# TASK TO CARRY OUT
Reproduce the listing exactly, please, with every line intact.

DATA SHOWN Block Start

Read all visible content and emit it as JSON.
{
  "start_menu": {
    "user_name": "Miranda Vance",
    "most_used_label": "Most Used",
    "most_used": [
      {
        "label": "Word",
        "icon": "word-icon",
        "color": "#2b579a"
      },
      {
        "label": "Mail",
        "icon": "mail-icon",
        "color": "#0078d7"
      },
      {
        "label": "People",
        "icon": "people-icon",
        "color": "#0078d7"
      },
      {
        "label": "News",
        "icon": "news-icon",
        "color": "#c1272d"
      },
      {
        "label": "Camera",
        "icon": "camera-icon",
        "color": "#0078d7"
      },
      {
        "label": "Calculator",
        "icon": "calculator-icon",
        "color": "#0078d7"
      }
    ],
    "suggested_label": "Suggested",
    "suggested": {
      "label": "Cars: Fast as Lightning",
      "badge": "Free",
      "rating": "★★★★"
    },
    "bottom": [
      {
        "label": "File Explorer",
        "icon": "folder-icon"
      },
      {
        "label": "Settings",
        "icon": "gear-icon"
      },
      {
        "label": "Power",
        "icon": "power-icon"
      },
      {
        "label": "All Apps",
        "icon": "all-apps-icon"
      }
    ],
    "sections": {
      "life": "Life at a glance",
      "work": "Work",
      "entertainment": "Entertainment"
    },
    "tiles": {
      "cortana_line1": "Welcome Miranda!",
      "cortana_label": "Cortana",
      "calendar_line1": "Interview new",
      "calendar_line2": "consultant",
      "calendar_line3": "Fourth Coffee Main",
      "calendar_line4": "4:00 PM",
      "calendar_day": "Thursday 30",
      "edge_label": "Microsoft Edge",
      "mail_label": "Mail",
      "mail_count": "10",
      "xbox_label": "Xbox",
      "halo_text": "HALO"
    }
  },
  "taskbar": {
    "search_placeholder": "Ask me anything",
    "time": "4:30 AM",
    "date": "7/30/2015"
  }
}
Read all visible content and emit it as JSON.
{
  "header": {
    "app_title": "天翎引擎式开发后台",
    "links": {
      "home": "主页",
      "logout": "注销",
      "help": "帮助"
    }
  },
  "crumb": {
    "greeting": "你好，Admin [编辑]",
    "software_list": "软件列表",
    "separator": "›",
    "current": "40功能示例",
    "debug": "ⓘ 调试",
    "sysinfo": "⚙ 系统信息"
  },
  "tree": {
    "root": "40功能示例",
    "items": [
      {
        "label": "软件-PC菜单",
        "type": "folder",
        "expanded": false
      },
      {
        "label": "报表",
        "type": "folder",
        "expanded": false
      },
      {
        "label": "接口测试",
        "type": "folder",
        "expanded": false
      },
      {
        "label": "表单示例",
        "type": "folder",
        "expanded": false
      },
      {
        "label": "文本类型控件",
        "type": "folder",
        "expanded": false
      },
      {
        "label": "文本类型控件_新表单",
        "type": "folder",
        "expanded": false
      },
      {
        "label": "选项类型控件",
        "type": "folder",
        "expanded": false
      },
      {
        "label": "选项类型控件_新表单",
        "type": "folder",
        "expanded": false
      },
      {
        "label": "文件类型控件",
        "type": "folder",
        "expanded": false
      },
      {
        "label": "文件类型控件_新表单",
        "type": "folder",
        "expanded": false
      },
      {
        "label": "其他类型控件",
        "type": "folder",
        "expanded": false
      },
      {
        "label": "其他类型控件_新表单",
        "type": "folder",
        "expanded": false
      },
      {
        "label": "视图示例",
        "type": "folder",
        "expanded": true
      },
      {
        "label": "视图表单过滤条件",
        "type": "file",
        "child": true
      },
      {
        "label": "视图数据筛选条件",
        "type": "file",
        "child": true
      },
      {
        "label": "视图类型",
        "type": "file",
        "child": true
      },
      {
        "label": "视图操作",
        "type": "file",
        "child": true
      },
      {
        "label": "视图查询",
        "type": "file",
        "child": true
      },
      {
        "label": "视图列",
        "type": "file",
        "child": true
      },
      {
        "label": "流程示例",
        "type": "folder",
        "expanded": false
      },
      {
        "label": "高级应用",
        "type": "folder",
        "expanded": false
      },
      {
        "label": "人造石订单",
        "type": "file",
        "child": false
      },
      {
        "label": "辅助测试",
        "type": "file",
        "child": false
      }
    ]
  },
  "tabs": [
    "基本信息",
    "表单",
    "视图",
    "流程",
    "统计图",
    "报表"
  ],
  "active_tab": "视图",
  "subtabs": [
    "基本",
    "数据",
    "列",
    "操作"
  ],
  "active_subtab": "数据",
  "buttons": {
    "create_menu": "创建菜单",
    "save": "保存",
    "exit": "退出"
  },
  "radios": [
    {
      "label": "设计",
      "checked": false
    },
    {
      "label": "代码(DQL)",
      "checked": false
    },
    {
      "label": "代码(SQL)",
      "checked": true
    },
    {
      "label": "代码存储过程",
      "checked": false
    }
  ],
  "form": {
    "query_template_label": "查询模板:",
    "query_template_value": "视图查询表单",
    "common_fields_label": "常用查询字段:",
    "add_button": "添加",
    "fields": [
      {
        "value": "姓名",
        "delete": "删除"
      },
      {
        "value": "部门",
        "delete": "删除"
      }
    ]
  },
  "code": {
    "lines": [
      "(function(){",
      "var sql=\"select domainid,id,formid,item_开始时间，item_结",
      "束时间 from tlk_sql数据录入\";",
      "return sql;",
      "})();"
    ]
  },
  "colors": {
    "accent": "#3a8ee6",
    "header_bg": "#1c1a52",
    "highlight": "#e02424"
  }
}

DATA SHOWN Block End

# ANSWER TO THE PROBLEM
Read all visible content and emit it as JSON.
{
  "start_menu": {
    "user_name": "Miranda Vance",
    "most_used_label": "Most Used",
    "most_used": [
      {
        "label": "Word",
        "icon": "word-icon",
        "color": "#2b579a"
      },
      {
        "label": "Mail",
        "icon": "mail-icon",
        "color": "#0078d7"
      },
      {
        "label": "People",
        "icon": "people-icon",
        "color": "#0078d7"
      },
      {
        "label": "News",
        "icon": "news-icon",
        "color": "#c1272d"
      },
      {
        "label": "Camera",
        "icon": "camera-icon",
        "color": "#0078d7"
      },
      {
        "label": "Calculator",
        "icon": "calculator-icon",
        "color": "#0078d7"
      }
    ],
    "suggested_label": "Suggested",
    "suggested": {
      "label": "Cars: Fast as Lightning",
      "badge": "Free",
      "rating": "★★★★"
    },
    "bottom": [
      {
        "label": "File Explorer",
        "icon": "folder-icon"
      },
      {
        "label": "Settings",
        "icon": "gear-icon"
      },
      {
        "label": "Power",
        "icon": "power-icon"
      },
      {
        "label": "All Apps",
        "icon": "all-apps-icon"
      }
    ],
    "sections": {
      "life": "Life at a glance",
      "work": "Work",
      "entertainment": "Entertainment"
    },
    "tiles": {
      "cortana_line1": "Welcome Miranda!",
      "cortana_label": "Cortana",
      "calendar_line1": "Interview new",
      "calendar_line2": "consultant",
      "calendar_line3": "Fourth Coffee Main",
      "calendar_line4": "4:00 PM",
      "calendar_day": "Thursday 30",
      "edge_label": "Microsoft Edge",
      "mail_label": "Mail",
      "mail_count": "10",
      "xbox_label": "Xbox",
      "halo_text": "HALO"
    }
  },
  "taskbar": {
    "search_placeholder": "Ask me anything",
    "time": "4:30 AM",
    "date": "7/30/2015"
  }
}
Read all visible content and emit it as JSON.
{
  "header": {
    "app_title": "天翎引擎式开发后台",
    "links": {
      "home": "主页",
      "logout": "注销",
      "help": "帮助"
    }
  },
  "crumb": {
    "greeting": "你好，Admin [编辑]",
    "software_list": "软件列表",
    "separator": "›",
    "current": "40功能示例",
    "debug": "ⓘ 调试",
    "sysinfo": "⚙ 系统信息"
  },
  "tree": {
    "root": "40功能示例",
    "items": [
      {
        "label": "软件-PC菜单",
        "type": "folder",
        "expanded": false
      },
      {
        "label": "报表",
        "type": "folder",
        "expanded": false
      },
      {
        "label": "接口测试",
        "type": "folder",
        "expanded": false
      },
      {
        "label": "表单示例",
        "type": "folder",
        "expanded": false
      },
      {
        "label": "文本类型控件",
        "type": "folder",
        "expanded": false
      },
      {
        "label": "文本类型控件_新表单",
        "type": "folder",
        "expanded": false
      },
      {
        "label": "选项类型控件",
        "type": "folder",
        "expanded": false
      },
      {
        "label": "选项类型控件_新表单",
        "type": "folder",
        "expanded": false
      },
      {
        "label": "文件类型控件",
        "type": "folder",
        "expanded": false
      },
      {
        "label": "文件类型控件_新表单",
        "type": "folder",
        "expanded": false
      },
      {
        "label": "其他类型控件",
        "type": "folder",
        "expanded": false
      },
      {
        "label": "其他类型控件_新表单",
        "type": "folder",
        "expanded": false
      },
      {
        "label": "视图示例",
        "type": "folder",
        "expanded": true
      },
      {
        "label": "视图表单过滤条件",
        "type": "file",
        "child": true
      },
      {
        "label": "视图数据筛选条件",
        "type": "file",
        "child": true
      },
      {
        "label": "视图类型",
        "type": "file",
        "child": true
      },
      {
        "label": "视图操作",
        "type": "file",
        "child": true
      },
      {
        "label": "视图查询",
        "type": "file",
        "child": true
      },
      {
        "label": "视图列",
        "type": "file",
        "child": true
      },
      {
        "label": "流程示例",
        "type": "folder",
        "expanded": false
      },
      {
        "label": "高级应用",
        "type": "folder",
        "expanded": false
      },
      {
        "label": "人造石订单",
        "type": "file",
        "child": false
      },
      {
        "label": "辅助测试",
        "type": "file",
        "child": false
      }
    ]
  },
  "tabs": [
    "基本信息",
    "表单",
    "视图",
    "流程",
    "统计图",
    "报表"
  ],
  "active_tab": "视图",
  "subtabs": [
    "基本",
    "数据",
    "列",
    "操作"
  ],
  "active_subtab": "数据",
  "buttons": {
    "create_menu": "创建菜单",
    "save": "保存",
    "exit": "退出"
  },
  "radios": [
    {
      "label": "设计",
      "checked": false
    },
    {
      "label": "代码(DQL)",
      "checked": false
    },
    {
      "label": "代码(SQL)",
      "checked": true
    },
    {
      "label": "代码存储过程",
      "checked": false
    }
  ],
  "form": {
    "query_template_label": "查询模板:",
    "query_template_value": "视图查询表单",
    "common_fields_label": "常用查询字段:",
    "add_button": "添加",
    "fields": [
      {
        "value": "姓名",
        "delete": "删除"
      },
      {
        "value": "部门",
        "delete": "删除"
      }
    ]
  },
  "code": {
    "lines": [
      "(function(){",
      "var sql=\"select domainid,id,formid,item_开始时间，item_结",
      "束时间 from tlk_sql数据录入\";",
      "return sql;",
      "})();"
    ]
  },
  "colors": {
    "accent": "#3a8ee6",
    "header_bg": "#1c1a52",
    "highlight": "#e02424"
  }
}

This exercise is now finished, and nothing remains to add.